Ethanol production facilities are a significant source of criteria air pollutants, including VOC’s, CO, NOx (nitrogen oxides) and PM (particulate matter), as well as a number of compounds that EPA has designated Hazardous Air Pollutants. In addition to contributing to ground-level ozone (smog), VOC’s can cause serious health problems such as cancer and other effects; CO is harmful because it reduces oxygen delivery to the body’s organs and tissues. The primary sources of these emissions are the feed dryers, fermentation units, distillation units, ethanol load-out operations, and fugitive dust from plant operations, including roads.

“Ethanol holds great potential as a significant resource for central Illinois, but it is critical that producers act responsibly to protect the environment and the air we breathe,” said Rodger A. Heaton, U.S. Attorney for the Central District of Illinois. “This agreement reflects continuing efforts to hold ethanol producers accountable for the integrity of the production process in central Illinois and throughout the United States.”

“It is important that we enhance and increase our production of homegrown energy sources,” said Illinois Attorney General Lisa Madigan. “However, our progress in Illinois cannot come at the expense of strict compliance by industry with the environmental laws that protect the air we breathe.”

To achieve a 95 percent reduction in VOC emissions, MGP will replace its current feed dryers with a new type of dryer, called a Swiss-Combi dryer that incorporates a thermal oxidizer. The thermal oxidizer is a demonstrated control technology for VOC's and will also reduce PM and CO emissions from the feed dryers. In addition, the plant will be held to stringent limits applicable to these pollutants. MGP must demonstrate compliance after installation of the controls and meet the required emission limits over the next three years.

In addition, MGP is required to propose an appropriate monitoring program as part of the federally enforceable permits required under the terms of the settlement. Such monitoring shall include parametric, periodic and continuous monitoring as determined appropriate by the Illinois Environmental Protection Agency (IEPA), subject to the approval by the EPA of all monitoring provisions.

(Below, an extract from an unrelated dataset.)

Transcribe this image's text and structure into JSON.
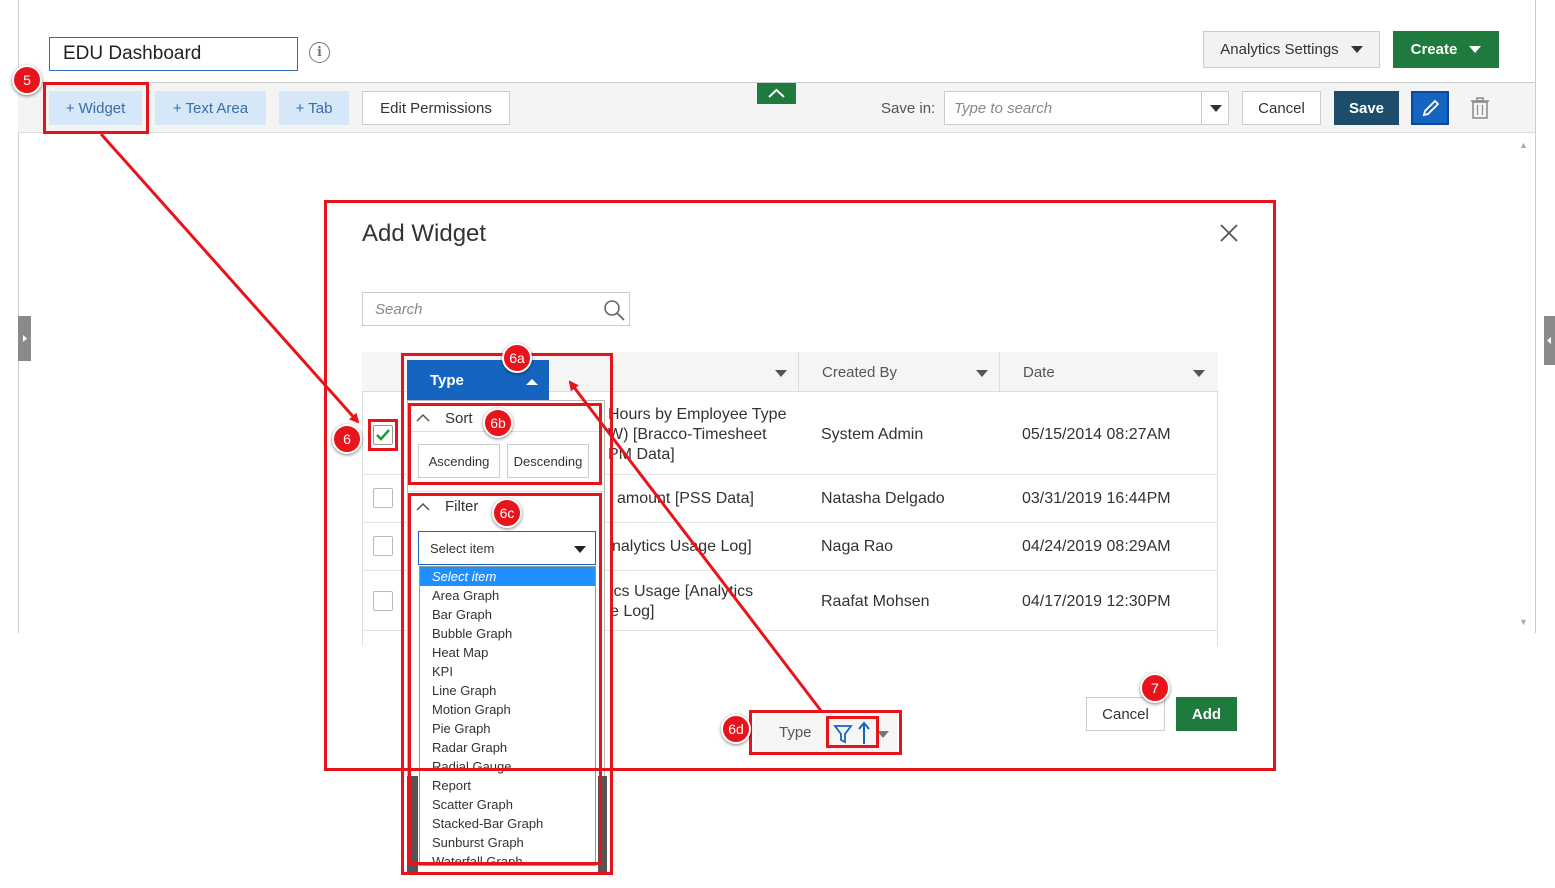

Today’s consent decree builds on past success with other members of the grain industry, including: the September 1, 2005 settlement with Cargill, Inc.; recent settlements with AGP Corn Processing, Inc. in Nebraska, Golden Triangle in Missouri, U.S. Energy in Kansas, Ace Ethanol in Wisconsin; the 2003 settlement with Archer Daniels Midland; and the 2002 settlements with 12 Minnesota ethanol dry mills.

Illinois, through the Illinois Environmental Protection Agency (IEPA), joined with the Justice Department and the EPA in the settlement negotiations to resolve the company’s alleged violations and to bring the facility into compliance.

The consent decree was lodged in federal district court in Illinois and is subject to a 30-day comment period and final approval by the court.